The principles driving the organization of the ventral object-processing stream remain unknown. Here we show that stimulus-specific repetition suppression (RS) in one region of the ventral stream is biased according to motor-relevant properties of objects. Quantitative analysis confirmed that this result was not confounded with similarity in visual shape. A similar pattern of biases in RS according to motor-relevant properties of objects was observed in dorsal stream regions in the left hemisphere. These findings suggest that neural specificity for ‘tools’ in the ventral stream is driven by similarity metrics computed over motor-relevant information represented in dorsal structures. Support for this view is provided by converging results from functional connectivity analyses of the fMRI data and a separate neuropsychological study. More generally, these data suggest that a basic organizing principle giving rise to ‘category-specificity’ in the ventral stream may involve similarity metrics computed over information represented elsewhere in the brain.

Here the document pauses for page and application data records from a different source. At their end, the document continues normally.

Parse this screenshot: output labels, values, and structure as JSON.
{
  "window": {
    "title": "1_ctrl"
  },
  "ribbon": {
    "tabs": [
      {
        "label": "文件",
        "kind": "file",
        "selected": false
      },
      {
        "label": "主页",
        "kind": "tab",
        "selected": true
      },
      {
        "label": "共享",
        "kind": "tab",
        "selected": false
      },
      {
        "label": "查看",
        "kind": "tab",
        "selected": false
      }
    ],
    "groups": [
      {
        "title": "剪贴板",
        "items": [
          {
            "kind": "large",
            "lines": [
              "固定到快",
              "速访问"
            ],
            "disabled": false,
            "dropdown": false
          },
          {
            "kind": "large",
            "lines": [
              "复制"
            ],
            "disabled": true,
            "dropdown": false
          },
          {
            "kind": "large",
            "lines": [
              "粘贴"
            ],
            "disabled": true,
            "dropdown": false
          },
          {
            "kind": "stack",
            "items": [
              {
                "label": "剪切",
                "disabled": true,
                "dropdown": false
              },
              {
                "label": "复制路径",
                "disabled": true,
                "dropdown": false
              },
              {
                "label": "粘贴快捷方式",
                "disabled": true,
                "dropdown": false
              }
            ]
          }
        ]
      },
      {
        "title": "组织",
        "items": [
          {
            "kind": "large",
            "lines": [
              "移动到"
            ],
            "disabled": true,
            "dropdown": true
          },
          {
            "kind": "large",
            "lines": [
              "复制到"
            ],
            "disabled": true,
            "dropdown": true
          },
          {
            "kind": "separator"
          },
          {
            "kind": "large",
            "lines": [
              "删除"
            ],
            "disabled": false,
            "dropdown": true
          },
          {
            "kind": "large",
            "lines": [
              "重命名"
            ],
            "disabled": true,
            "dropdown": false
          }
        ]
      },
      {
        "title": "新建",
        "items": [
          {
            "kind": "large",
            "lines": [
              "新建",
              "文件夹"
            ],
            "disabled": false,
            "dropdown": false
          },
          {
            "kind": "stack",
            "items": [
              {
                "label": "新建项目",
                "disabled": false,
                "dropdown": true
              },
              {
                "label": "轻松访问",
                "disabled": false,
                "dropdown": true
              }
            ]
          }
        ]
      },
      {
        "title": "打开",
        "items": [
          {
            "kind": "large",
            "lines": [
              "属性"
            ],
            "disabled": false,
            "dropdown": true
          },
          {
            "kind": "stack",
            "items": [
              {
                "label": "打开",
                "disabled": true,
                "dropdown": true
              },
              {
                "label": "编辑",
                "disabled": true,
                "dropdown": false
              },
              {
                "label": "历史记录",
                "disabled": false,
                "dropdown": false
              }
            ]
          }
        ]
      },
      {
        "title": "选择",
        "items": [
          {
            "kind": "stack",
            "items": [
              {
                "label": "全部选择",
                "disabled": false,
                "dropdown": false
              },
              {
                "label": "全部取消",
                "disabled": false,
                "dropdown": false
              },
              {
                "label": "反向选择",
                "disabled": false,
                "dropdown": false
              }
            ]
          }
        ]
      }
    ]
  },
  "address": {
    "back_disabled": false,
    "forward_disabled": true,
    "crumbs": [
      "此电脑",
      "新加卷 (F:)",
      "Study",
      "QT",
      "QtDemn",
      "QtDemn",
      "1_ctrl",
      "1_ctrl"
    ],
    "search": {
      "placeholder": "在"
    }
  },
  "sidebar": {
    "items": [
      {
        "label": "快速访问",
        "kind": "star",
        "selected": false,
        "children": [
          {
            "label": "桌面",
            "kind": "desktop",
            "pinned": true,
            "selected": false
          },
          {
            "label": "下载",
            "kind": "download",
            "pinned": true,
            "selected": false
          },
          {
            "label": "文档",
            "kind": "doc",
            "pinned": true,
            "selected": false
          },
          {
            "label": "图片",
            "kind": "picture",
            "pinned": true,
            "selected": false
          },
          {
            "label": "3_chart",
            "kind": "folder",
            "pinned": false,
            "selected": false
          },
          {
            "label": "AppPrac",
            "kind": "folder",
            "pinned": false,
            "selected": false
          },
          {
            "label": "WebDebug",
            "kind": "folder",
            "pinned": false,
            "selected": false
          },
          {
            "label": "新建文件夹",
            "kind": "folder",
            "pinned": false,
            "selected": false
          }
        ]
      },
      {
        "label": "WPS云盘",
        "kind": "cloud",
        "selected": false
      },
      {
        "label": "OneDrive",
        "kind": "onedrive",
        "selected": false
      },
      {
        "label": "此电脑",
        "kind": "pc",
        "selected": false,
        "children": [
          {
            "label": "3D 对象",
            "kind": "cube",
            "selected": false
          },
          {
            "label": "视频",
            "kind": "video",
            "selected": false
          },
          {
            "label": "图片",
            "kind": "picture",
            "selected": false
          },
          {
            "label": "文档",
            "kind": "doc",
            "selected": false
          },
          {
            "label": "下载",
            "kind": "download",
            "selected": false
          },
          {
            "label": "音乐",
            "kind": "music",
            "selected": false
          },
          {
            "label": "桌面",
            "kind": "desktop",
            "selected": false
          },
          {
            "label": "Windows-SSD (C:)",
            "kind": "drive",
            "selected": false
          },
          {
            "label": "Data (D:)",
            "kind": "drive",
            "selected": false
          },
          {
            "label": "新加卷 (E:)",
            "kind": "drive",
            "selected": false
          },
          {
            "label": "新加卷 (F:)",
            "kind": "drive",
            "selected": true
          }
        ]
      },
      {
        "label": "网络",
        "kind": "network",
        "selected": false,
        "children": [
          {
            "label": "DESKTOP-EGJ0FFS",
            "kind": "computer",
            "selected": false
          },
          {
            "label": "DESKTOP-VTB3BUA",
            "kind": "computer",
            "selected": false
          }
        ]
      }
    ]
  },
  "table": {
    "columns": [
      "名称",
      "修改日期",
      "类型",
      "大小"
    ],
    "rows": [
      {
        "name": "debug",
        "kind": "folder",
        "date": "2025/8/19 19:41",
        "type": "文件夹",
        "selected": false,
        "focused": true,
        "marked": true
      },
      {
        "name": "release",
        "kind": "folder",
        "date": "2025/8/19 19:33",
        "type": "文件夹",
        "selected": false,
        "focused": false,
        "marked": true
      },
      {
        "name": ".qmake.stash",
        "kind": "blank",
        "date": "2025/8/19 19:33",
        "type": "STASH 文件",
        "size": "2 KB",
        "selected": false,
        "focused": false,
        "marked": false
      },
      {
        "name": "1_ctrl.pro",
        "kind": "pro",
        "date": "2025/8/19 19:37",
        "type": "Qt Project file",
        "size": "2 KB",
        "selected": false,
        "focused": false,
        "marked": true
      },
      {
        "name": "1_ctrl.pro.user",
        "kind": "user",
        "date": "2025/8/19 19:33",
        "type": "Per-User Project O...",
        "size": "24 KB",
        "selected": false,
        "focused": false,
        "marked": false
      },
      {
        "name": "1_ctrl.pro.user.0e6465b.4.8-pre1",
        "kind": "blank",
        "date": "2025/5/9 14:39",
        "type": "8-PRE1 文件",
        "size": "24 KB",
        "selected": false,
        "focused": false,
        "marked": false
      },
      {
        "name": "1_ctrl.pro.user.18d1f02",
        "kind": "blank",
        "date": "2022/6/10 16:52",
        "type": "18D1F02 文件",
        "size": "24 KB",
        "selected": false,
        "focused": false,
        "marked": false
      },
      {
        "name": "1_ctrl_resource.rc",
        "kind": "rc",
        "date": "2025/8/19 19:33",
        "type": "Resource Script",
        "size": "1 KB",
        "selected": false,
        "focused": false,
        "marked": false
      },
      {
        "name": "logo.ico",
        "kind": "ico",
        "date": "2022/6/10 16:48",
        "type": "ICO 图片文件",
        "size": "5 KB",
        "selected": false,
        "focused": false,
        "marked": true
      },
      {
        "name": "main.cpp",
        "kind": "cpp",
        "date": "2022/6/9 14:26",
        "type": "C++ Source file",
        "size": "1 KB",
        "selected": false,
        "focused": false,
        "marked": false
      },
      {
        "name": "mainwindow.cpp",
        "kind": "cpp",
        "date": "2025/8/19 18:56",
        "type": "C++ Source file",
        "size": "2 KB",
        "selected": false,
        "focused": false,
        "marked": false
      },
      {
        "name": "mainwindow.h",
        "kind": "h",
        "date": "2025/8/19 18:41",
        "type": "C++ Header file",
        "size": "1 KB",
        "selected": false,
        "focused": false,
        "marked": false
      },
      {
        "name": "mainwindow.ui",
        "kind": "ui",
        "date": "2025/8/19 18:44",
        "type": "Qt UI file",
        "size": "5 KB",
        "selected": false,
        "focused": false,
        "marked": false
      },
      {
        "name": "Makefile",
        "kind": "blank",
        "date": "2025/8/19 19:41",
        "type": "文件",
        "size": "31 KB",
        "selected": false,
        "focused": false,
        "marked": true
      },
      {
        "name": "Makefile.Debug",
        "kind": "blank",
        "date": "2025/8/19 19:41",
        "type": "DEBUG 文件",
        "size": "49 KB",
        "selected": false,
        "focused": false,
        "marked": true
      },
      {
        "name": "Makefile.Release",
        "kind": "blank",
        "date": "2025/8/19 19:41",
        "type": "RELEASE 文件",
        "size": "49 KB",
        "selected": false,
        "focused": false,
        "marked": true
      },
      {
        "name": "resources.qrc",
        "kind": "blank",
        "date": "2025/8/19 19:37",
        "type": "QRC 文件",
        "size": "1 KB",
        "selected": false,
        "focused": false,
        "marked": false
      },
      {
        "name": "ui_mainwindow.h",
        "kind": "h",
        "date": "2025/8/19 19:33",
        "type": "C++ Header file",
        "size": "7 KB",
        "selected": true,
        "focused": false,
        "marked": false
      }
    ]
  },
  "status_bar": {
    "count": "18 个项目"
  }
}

We report a new pattern of usage in current, spoken Italian that has implications for both psycholinguistic models of language production and linguistic theories of language change. In Italian, gender agreement is mandatory for both singular and plural nouns. However, when two or more nouns of different grammatical gender appear in a conjoined noun phrase (NP), masculine plural agreement is required. In this study, we combined on-line and off-line methodologies in order to assess the mechanisms involved in gender marking in the context of multiple referents. The results of two pronoun production tasks showed that plural feminine agreement was significantly more difficult than plural masculine agreement. In a separate study using offline judgements of acceptability, we found that agreement violations in Italian are tolerated more readily in the case of feminine conjoined noun phrases (e.g., la mela e la banana ‘the:fem apple:fem and the: fem banana: fem’) than masculine conjoined noun phrases (e.g., il fiore e il libro ‘the:mas flower: mas and the:mas book:mas’). Implications of these results are discussed both at the level of functional architecture within the language production system and at the level of changes in language use.*